THE TRIAL, by Larry D. Thompson, is a wonderful read... and very timely, indeed! With all the testing shenanigans being pulled by the drug companies, it seems we should all be questioning some of the drugs being prescribed today. Larry is not only a great writer (it is in his DNA!), but he is also a trial attorney who often is involved in medical related lawsuits. He KNOWS his subject well and he brings to life a story so relevant that it seems it could happen to any of us! After reading his previous novel, SO HELP ME GOD, I could not wait to get my hands on his latest book, THE TRIAL. Get it! Read it! You will then be another of his growing number of fans who can't wait for his next book. Remember this author's name! He is gonna be famous.. SOON!
RexSpivey More than 1 year ago
A new and exciting treatment of the pharmaceutical industry, its government watch-dogs and big-league crime. All combined with compelling characters and an intricate and compelling plot. Keeps you sweating to the end.
Dexter_Stone More than 1 year ago
Totally riveting, couldn't put it down.
CET777 More than 1 year ago
The characters become part of your family. The drama is real life, NWO timely. The court room is written as only an outstanding attorney with a lifetime of experience can write it. Having read So Help Me God by Larry Thompson, I see he is adept at increasing the pace with every page, kind of like our lives with each passing day. Be ready to go for a speed ride through the dramatic events demonstrative of our current world.
CaseySollock More than 1 year ago
The Trial is a fun ride that shouldn't be missed by anyone! Thompson knows the courtroom like the back of his hand and engages the reader in high drama and suspense! You will connect with each and every character in this book as each page comes alive. Get this book and enjoy every minute! Start it when you have some free time because you won't be able to put it down. Enjoy!
Vermontcozy More than 1 year ago
Attorney Luke Vaughn..Texas Born and now back in his hometown. Setting up a small Practice..in his home..Which he share's with his teenage daughter Samantha,,,Life takes an unexpected turn..Luke finds himself up against a Global Pharmaceutical Co...Larry Thompson was able to put me... in the courtroom..He never wasted a word or a sentence in this disturbing case...Armed with an amazing amount of evidence.that The High Powered Cosmopolitan Lawyers.could not phathom...We see Luke..calm composed..A True Southern Gentleman..Fighting for his daughters life,,I look forward to more by Larry D.Thompson...I would like a series,,of course..Surely Mr.Thompson has other untold stories.Excellent Character Development as well..Susan..
harstan More than 1 year ago

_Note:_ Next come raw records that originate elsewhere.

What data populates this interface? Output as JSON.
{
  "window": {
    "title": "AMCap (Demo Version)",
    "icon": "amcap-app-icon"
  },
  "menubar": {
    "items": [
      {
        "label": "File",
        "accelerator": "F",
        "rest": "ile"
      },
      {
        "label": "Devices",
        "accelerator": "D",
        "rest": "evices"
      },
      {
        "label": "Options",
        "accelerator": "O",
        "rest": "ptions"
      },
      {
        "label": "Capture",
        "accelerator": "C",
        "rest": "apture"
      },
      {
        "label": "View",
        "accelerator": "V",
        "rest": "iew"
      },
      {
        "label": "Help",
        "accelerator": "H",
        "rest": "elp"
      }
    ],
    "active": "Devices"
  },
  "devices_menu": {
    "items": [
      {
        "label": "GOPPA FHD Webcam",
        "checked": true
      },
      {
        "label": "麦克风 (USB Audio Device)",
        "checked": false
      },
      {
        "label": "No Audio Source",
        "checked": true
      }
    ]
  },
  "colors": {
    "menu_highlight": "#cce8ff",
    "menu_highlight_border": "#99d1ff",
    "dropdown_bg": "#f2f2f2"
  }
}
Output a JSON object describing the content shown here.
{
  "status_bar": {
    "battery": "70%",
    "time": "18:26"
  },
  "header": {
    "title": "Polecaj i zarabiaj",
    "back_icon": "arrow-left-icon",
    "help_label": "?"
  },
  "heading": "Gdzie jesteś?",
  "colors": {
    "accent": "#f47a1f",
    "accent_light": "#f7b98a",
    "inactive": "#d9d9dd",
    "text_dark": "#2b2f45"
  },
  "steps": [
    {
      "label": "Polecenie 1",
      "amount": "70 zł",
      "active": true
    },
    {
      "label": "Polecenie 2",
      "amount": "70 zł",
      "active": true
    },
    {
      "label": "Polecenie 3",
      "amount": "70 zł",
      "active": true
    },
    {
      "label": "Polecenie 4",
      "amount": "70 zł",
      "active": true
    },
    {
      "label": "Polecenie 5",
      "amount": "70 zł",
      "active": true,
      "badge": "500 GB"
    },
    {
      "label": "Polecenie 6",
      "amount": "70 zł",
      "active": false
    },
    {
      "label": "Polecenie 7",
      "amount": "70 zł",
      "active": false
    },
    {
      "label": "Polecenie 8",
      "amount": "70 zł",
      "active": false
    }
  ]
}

Teenager Samantha Vaughn learns that her liver is failing at the same time someone murders an executive with incriminating disks. Samantha's father, former Houston lawyer Luke Vaughn, is shocked with his nineteen years old daughter's illness as liver problems do not run in the family and she was okay recently. The single dad who just returned home to San Marcos due to a perforated ulcer finds out the cause of her failing health is a trial test of a new antibiotic Exxacia that she was given. Learning more and concluding there was fraud by the firm and a cover-up by the FDA occurred. Raging over what he believes is potentially lethal negligence; Luke sues the giant Ceventa Pharmaceutical and its CEO Dr. Alfred Kingsbury, and goes after the FDA especially the Director Dr. Roger Boatwright for failing to protect the public. However, Luke never expected murder and abduction as the reaction by the enemy. This is an exciting medical-legal thriller that grips the audience from the moment Samantha asks Dr. Hartman whether she will live to see her twentieth birthday and never slows down. The story line is fast-paced and at its best when the focus is on the FDA-pharmaceutical industry symbiotic relationship and in the court room; when the plot turns to homicides and abduction, it loses steam as that feels over the top of Guadalupe Peak. Still in spite of a post game coda that feels out of place and the homicidal subplot, overall fans will enjoy the doubly apt titled The Trial. Harriet Klausner